- _TASK OBJECTIVE_
Below are the records. Count the lines containing the string "position", and reply with the number alone.

- _EXERCISE INPUTS_
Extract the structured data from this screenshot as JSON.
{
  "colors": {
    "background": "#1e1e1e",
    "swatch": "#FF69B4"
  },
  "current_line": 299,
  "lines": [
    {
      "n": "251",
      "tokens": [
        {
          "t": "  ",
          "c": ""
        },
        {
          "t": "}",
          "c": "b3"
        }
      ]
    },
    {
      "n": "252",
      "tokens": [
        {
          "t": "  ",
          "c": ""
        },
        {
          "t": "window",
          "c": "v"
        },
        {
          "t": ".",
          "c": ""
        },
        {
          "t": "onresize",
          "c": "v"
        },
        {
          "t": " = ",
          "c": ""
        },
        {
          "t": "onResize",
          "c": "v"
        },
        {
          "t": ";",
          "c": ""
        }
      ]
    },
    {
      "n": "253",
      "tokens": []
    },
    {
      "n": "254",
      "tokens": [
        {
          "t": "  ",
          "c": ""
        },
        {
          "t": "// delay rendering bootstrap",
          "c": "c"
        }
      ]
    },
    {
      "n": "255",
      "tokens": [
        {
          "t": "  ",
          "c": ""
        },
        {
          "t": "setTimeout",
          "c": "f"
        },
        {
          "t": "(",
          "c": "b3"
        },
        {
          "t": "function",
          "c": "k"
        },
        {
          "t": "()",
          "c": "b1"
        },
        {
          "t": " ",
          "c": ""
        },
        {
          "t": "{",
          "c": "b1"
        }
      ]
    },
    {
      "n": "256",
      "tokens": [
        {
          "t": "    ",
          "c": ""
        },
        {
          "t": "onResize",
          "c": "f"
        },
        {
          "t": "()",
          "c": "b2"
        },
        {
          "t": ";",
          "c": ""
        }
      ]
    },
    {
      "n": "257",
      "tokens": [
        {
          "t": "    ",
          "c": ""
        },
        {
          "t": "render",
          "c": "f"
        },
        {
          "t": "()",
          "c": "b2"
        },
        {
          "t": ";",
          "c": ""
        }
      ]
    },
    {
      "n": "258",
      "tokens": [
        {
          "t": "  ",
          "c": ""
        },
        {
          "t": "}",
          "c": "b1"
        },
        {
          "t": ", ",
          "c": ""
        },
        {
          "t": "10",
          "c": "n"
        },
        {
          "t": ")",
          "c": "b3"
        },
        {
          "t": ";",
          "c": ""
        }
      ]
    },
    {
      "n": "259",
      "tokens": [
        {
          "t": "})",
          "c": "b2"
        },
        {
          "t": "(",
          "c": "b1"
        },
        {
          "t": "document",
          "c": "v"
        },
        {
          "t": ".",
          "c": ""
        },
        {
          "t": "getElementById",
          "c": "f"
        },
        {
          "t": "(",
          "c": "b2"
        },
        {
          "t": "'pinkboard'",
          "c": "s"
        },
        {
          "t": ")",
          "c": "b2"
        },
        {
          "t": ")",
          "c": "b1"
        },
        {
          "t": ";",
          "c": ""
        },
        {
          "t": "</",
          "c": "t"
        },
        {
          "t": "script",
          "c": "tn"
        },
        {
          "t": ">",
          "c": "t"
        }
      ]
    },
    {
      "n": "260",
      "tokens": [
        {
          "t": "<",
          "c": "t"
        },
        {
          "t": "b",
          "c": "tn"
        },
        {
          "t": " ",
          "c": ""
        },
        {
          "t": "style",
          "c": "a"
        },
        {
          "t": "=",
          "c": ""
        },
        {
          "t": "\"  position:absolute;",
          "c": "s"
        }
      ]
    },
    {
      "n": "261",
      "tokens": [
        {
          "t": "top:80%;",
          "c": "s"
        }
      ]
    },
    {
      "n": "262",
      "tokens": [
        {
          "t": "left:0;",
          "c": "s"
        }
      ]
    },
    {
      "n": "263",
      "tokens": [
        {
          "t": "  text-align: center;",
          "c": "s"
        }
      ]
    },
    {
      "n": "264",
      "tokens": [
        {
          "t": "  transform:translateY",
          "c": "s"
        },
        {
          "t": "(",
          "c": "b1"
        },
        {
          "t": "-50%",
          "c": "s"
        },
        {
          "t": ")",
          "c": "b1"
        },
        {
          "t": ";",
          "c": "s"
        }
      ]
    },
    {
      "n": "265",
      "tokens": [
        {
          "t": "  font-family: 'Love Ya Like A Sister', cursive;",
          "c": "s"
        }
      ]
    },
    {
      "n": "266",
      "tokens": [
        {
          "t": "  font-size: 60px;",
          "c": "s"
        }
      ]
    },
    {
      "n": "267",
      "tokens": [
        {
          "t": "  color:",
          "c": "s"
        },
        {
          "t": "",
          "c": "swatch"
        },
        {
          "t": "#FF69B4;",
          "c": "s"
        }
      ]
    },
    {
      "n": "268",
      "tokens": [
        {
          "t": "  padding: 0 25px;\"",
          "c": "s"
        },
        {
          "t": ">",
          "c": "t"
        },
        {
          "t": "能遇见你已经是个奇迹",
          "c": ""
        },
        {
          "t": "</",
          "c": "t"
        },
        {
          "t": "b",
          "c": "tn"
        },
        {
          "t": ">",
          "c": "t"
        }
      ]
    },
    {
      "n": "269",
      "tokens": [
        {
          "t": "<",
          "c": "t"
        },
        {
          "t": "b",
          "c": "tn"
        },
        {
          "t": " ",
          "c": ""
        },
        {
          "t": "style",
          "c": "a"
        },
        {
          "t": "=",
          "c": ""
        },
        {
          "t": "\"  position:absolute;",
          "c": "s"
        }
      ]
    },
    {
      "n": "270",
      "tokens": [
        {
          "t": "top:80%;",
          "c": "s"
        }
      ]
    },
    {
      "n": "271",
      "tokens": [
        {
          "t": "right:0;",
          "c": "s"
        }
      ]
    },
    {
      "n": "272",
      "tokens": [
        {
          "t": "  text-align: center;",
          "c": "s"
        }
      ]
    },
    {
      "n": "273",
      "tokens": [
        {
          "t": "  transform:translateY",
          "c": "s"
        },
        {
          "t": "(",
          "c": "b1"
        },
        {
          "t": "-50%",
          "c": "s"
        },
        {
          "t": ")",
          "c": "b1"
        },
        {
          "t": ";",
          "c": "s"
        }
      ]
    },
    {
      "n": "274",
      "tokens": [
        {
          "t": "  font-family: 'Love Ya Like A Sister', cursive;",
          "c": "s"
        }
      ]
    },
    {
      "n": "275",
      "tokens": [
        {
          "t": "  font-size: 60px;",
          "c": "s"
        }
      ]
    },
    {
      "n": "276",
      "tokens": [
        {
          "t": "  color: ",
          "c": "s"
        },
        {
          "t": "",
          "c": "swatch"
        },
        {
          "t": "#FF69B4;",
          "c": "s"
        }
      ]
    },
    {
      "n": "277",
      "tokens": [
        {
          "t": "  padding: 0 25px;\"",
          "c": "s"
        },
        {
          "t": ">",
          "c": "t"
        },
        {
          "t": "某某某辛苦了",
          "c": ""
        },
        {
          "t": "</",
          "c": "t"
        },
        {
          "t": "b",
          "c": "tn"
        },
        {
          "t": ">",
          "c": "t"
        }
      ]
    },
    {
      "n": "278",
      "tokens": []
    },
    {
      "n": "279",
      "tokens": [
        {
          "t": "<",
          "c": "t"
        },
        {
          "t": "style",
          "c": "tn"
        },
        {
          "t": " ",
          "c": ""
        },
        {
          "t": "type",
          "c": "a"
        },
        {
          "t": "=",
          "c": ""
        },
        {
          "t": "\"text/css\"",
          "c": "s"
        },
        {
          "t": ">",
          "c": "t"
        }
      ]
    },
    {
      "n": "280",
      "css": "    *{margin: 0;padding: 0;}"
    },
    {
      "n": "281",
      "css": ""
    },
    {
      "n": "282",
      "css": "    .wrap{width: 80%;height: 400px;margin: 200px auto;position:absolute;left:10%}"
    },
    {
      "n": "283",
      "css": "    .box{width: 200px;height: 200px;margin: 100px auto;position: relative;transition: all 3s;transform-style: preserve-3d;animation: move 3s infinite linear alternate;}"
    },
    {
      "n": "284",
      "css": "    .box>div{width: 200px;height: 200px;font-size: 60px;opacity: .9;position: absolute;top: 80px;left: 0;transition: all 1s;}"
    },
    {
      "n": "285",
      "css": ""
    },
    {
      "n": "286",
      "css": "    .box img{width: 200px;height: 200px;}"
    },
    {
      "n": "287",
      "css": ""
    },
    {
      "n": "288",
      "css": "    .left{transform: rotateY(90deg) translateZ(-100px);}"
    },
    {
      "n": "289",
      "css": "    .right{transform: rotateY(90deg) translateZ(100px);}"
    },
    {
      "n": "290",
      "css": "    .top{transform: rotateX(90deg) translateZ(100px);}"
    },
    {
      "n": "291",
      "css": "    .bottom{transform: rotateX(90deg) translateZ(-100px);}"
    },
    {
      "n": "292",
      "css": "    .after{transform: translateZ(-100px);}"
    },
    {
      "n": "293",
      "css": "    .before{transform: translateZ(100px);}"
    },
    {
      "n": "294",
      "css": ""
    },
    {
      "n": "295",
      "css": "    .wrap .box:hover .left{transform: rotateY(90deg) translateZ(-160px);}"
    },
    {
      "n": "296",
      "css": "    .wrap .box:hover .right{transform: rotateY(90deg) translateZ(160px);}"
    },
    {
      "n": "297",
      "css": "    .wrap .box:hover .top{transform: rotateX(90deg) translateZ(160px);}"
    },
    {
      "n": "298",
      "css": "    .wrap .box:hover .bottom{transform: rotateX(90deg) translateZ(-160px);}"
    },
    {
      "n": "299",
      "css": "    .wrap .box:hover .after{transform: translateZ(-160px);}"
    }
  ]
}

- _TASK RESULT_
5